Then there’s crime. Corruption. Racism. Power cuts. High unemployment. And an incredibly sluggish economy.
How the ANC will tackle these, or promise to tackle these, will be closely followed by the electorate. And its opposition. In particular, Julius Malema’s EFF – Musi Maimane’s DA.
The Freedom Front Plus? Well, they will be weighing in for sure – as will Patricia De Lille of the new GOOD political party, Kenneth Mosheu of the ACDP, Mosieu Lekota of COPE and the leaders of all the other South African political parties.
It will be an interesting election for sure, and all the issues mentioned here absolutely lend themselves to good strong advertising.
Typically, election advertising in Africa makes use of billboard advertising, street pole advertising, maxi pole advertising, bus shelter advertising and other forms of outdoor advertising. This, backed by radio advertising – and in the case of the larger political parties with bigger advertising budgets, TV advertising. Bulk sms will also play a role. I’m sure that this coming election in South Africa will see the same advertising media being utulised – but with a sizeable chunk of the budget given to online marketing in the form of social media.
Twitter, facebook and You tube advertising will all put their hands up, and with good reason. It goes without saying that good, strategic online marketing can do wonders if done correctly.
What I’m looking forward to seeing is either powerful and bold “in your face” advertising or more subtle “makes you think” type of advertising from the competing political parties. Both approaches could work well, but will need to be tailored to the different groupings making up an incredibly diverse South African electorate.
For sure, those ad agencies fortunate enough to have political parties as advertising clients will have their work cut out for them coming up with messaging that not only talks to this electorate, but as importantly, is understood by this electorate.
There’s fun to be had though, and for a copywriter like me, I look forward to seeing a few clever headlines playing their part! I’m envious for sure.
Gerard Kavonic is a copywriter, conceptualiser of advertising ideas and co-ordinator of marketing projects. He resides in Johannesburg and aside from his interest and involvement in Bitcoin, runs This country’s smallest ad agency, Kavonic Hone. See www.kavonichone.co.za He has been in the South African advertising industry for a good 30 years and during this time has won a number of awards for copywriting.

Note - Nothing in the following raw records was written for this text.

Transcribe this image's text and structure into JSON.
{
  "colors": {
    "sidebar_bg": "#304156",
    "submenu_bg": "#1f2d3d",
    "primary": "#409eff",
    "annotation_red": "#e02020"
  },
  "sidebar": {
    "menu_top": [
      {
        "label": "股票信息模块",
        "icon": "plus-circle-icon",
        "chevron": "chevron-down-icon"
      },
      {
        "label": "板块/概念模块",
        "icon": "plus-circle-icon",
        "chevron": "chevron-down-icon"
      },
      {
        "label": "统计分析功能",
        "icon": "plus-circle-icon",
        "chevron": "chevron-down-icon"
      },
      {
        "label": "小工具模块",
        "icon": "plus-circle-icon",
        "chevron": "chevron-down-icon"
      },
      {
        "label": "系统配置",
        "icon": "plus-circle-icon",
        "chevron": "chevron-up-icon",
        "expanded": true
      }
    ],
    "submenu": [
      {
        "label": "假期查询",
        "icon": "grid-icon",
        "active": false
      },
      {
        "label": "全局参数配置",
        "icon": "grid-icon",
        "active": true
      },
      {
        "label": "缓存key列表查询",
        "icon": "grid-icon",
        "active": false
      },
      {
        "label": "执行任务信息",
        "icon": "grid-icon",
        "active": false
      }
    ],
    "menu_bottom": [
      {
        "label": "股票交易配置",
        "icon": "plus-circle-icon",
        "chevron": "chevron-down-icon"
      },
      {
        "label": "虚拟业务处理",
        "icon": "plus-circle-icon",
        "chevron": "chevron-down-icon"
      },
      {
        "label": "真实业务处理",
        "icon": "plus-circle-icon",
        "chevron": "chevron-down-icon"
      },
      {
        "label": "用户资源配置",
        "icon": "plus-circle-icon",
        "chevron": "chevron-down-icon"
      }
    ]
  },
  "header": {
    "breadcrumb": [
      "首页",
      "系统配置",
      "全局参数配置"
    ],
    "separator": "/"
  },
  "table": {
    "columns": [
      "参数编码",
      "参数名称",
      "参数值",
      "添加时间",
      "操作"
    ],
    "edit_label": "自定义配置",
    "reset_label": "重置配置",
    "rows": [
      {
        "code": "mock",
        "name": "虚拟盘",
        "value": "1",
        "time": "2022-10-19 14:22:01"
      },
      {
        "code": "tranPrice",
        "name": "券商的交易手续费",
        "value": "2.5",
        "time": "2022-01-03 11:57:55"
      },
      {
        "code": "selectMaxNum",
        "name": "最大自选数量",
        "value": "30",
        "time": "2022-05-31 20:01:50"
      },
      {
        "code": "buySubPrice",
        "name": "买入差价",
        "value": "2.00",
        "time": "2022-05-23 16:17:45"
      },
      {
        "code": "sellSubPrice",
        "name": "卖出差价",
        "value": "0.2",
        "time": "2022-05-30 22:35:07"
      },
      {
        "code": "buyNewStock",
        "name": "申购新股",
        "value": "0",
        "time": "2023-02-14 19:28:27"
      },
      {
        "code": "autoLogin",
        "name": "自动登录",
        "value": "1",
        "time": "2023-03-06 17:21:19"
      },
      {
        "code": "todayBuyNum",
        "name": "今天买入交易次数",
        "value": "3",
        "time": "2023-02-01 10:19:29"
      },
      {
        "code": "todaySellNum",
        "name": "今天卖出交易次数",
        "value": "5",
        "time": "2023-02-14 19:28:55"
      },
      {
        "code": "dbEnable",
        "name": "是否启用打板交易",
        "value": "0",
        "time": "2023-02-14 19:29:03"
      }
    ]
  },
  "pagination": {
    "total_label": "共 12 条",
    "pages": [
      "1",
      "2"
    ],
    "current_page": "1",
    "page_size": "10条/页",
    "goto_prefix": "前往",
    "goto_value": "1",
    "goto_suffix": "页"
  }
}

He works on a full agency or ad hoc project basis and also offers a consulting service. He can be contacted on +27 83 444 9888 and firstname.lastname@example.org His skype address is gerardkavonic.